Gatwick Airport has donated more than 20,000 used toothbrushes to help the University of Brighton build Britain’s first house made almost entirely from waste.
The toothbrushes, given away to business and first class passengers, are being slotted into wall cavities to help with insulation in the house which is being built in the grounds of the university’s Faculty of Arts campus in central Brighton.
The project is being backed by TV designer and presenter Kevin McCloud who, with University of Brighton lecturer and architect Duncan Baker-Brown, worked on a similar build in London for a TV programme in 2008.
The toothbrushes were sourced by Cat Fletcher from Freegle which promotes keeping usable items out of landfill and which is finding waste material for the Waste House.
Cat Fletcher – “We discovered there are millions of toothbrushes collected and thrown away by airline passengers after just one use. This is a terrible waste and we are grateful to Gatwick for allowing us to recycle them”
She said: “We discovered there are millions of toothbrushes collected and thrown away by airline passengers after just one use. This is a terrible waste and we are grateful to Gatwick for allowing us to recycle them.”
Fletcher has also found 1,000 vinyl banners that were heading for landfill sites. These are being used as internal vapour control layers and damp proof courses. Old video cassettes are also filling wall cavities.

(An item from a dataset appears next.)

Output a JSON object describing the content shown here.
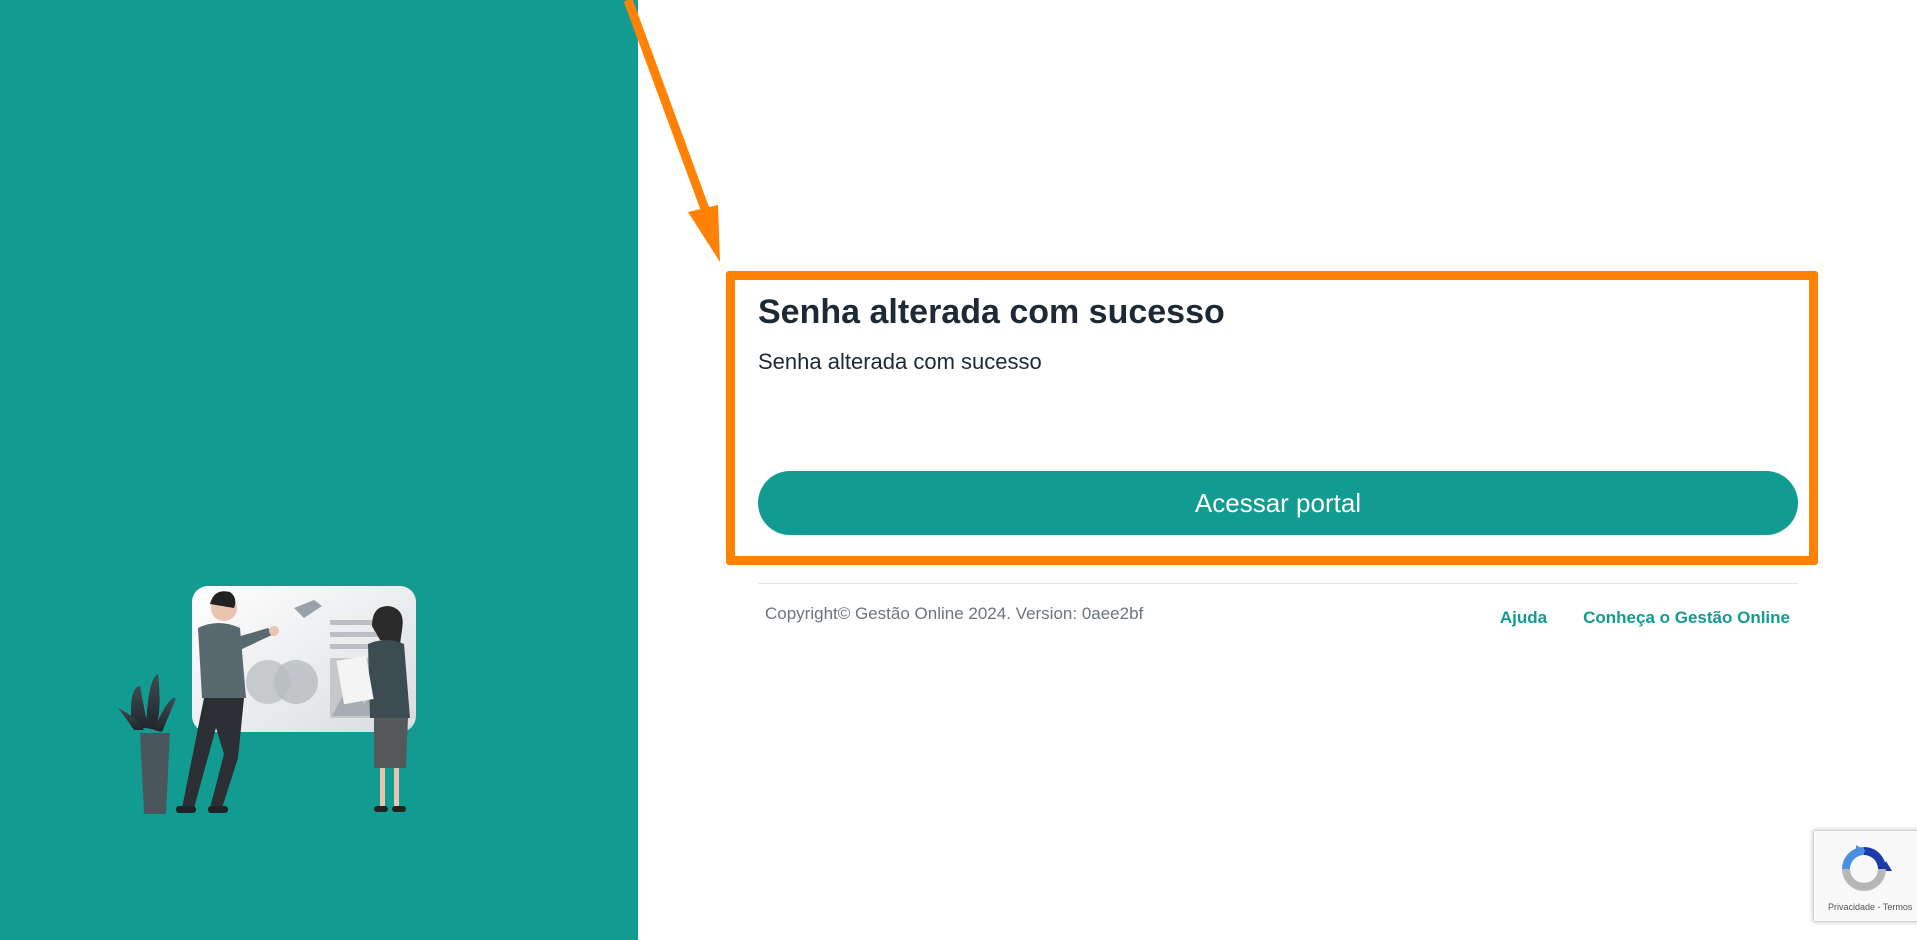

Project architect Duncan Baker-Brown has called for more buildings to be made from waste rather than from materials that damage the environment and he has criticised governments around the world for encouraging people to rely on rapidly-depleting fossil fuels.
Baker-Brown said more companies were donating to the Waste House project and showing their commitment to a more ethical approach to building. Companies include:
- AAC Waterproofing ltd which has supplied Prelasti rubber membrane roof finish made from up to 40 percent waste rubber and other material from car tyres. Mears apprentices and City College carpentry students worked to ensure the ply roof decking was ready for the roofers.
- The Brighton & Hove Wood Recycling Project which supplied second-hand timber.
- Chandlers Sustainable Building Solutions which supplied surplus Porotherm Clay Blocks installed in the exposed vaulted ceiling on the first floor. The rest form one of the internal walls downstairs.
- Dupont Building Innovations which supplied Tyvek® Vapour Control & Building Membranes for the external walls of the Waste House and which control the flow of condensation.
- The Velux Company Ltd which supplied triple-glazed INTEGRA roof lights whIch give 20 percent more natural light.
- MNH Sustainable Cabin Services which collected and delivered the Gatwick toothbrushes.
- Bay Media which collected and delivered the banners.
- Ejot UK Ltd which supplied specialists long screw fixings for securing external wall and roof insulation, also for supplying the fixing system for the Photovoltaic Solar panels that will be arriving on site in the next couple of weeks.
- Kingspan UK for supplying slightly damaged external wall and roof insulation that would normally be sold off cheaply to farmers to insulate their barns or reprocessed back at Kingspan factories.
- Rationel Windows and Doors UK for supplying triple glazed high-performance AURA timber doors and windows.
Baker-Brown said the Waste House was now watertight and is expected to be completed by the spring: “This progress has only been possible because of the continued hard work of our site agent David Pendegrass of Mears, together with City College students and tutors, Mears apprentices and some dedicated volunteers.”